My Son Temple is about a 2-hour drive from Ba Na Hills. We took this time to sleep and recharge our energy levels in the car. I only woke up when we were at the gate of the temple.
You can set aside about 1.5 – 2 hours to visit My Son Temple. The ticket can be easily purchased at the gate, and once you get past the gate there is a little museum you can take a look at before proceeding to the temple sites. A little past the museum, there is a little station where you can board a shuttle that takes you to the actual temple site. I recommend taking this shuttle since the temple is quite a walk away from the gate.
Once inside, you can make a circle through the temple sites. Personally, I wish I had hired a guide to take us around the sites. There were barely any explanations for the ruins, and I only found out about the history when by googling after. If you’re a history buff and interested in a tour of the My Son temple, you can book it here, which will include round-trip transfers from Hoi An as well.
Day 3: Cooking Classes or more day trips!
My third day in Hoi An ended up being wasted on a tour I didn’t really enjoy (I’ll elaborate more on that later). If I could do the day over, I’d probably do one of these instead based on the glowing review:
- Hoi An City and Countryside Tour – I booked this tour for the evening tour, in which I had a blast. It turned out to be a surprise food tour (which you can read more about it on my Hoi An Food Guide). If I were to do the day over, I’d try the Full day tour or morning tour!
- Eco Cooking and Basket Boat Tour – This one was actually recommended by our hotel, and I’m kicking myself for not booking this after seeing the glowing review.
- Lantern Making Class – By now you should have noticed all the beautiful and colorful silk lanterns all over Hoi An. Well, you could learn how to make this yourself! You get to take home your creation too which makes for a great souvenir.
- Hue and Da Nang Day tour – If you’ve had enough of Hoi An, you can try this tour to see what the nearby cities look like. I personally have been curious to go to Hue!
OK, I’ll save you time by telling you what NOT to do – Don’t book a trip to Cham Islands. I don’t know if we just had a bad tour operator, but the entire trip was not the beach paradise getaway we thought it would be. I’m sure Cham Island is actually beautiful and rich in history, but I feel the tour I went on did not do it justice.
There were a lot of people crammed into a tiny boat of 15 passengers + 4 crew members. The snorkeling was below average – we were taken to a very small snorkeling area that we had to share with TEN other equally packed boats, barely any fish, and mostly dead corals. The equipment we were given was an ancient snorkeling mask with no mouthpiece to breathe with. Lunch was average at best. Tour felt like it was dragged on for too long with lots of downtimes. It was a waste of time when we could have done something else.

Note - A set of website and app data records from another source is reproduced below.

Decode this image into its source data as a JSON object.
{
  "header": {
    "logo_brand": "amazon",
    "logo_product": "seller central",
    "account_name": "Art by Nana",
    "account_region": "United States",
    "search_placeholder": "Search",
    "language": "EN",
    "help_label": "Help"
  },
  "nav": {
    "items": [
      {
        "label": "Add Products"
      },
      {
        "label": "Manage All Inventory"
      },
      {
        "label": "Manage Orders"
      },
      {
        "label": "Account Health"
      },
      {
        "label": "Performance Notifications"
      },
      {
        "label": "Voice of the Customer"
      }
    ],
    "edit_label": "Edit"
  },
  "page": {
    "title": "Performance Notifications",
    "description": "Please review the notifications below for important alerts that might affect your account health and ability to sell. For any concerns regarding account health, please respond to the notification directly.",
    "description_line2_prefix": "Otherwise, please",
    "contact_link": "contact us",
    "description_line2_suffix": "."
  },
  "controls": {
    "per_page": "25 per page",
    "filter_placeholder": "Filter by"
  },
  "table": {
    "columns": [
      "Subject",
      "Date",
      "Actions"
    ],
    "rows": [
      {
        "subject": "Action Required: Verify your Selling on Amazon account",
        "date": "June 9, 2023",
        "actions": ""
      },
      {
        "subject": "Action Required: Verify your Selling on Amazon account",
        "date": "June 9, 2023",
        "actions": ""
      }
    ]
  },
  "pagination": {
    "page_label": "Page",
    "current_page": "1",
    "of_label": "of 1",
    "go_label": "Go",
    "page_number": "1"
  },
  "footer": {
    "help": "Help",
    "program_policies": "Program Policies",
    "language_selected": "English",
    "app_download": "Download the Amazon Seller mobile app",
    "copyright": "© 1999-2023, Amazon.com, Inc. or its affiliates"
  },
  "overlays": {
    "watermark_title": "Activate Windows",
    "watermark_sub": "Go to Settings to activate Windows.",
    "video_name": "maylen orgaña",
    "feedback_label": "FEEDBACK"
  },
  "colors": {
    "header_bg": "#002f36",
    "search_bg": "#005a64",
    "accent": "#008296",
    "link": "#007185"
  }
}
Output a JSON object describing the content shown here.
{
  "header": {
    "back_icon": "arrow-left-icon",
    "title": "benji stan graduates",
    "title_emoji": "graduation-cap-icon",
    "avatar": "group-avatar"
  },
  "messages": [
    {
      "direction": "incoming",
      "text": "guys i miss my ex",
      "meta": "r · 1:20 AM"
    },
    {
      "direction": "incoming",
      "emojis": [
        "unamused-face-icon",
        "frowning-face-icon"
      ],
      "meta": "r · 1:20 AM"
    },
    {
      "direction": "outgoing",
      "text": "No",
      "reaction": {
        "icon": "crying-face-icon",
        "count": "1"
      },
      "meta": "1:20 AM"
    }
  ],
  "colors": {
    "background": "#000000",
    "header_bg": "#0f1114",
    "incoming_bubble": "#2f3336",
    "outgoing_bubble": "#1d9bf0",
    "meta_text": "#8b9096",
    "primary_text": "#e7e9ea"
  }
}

So that’s how I spent my 3 days in Hoi An. If you have any questions or feedback regarding this itinerary, please comment below! I’ll try to reply to each comment 🙂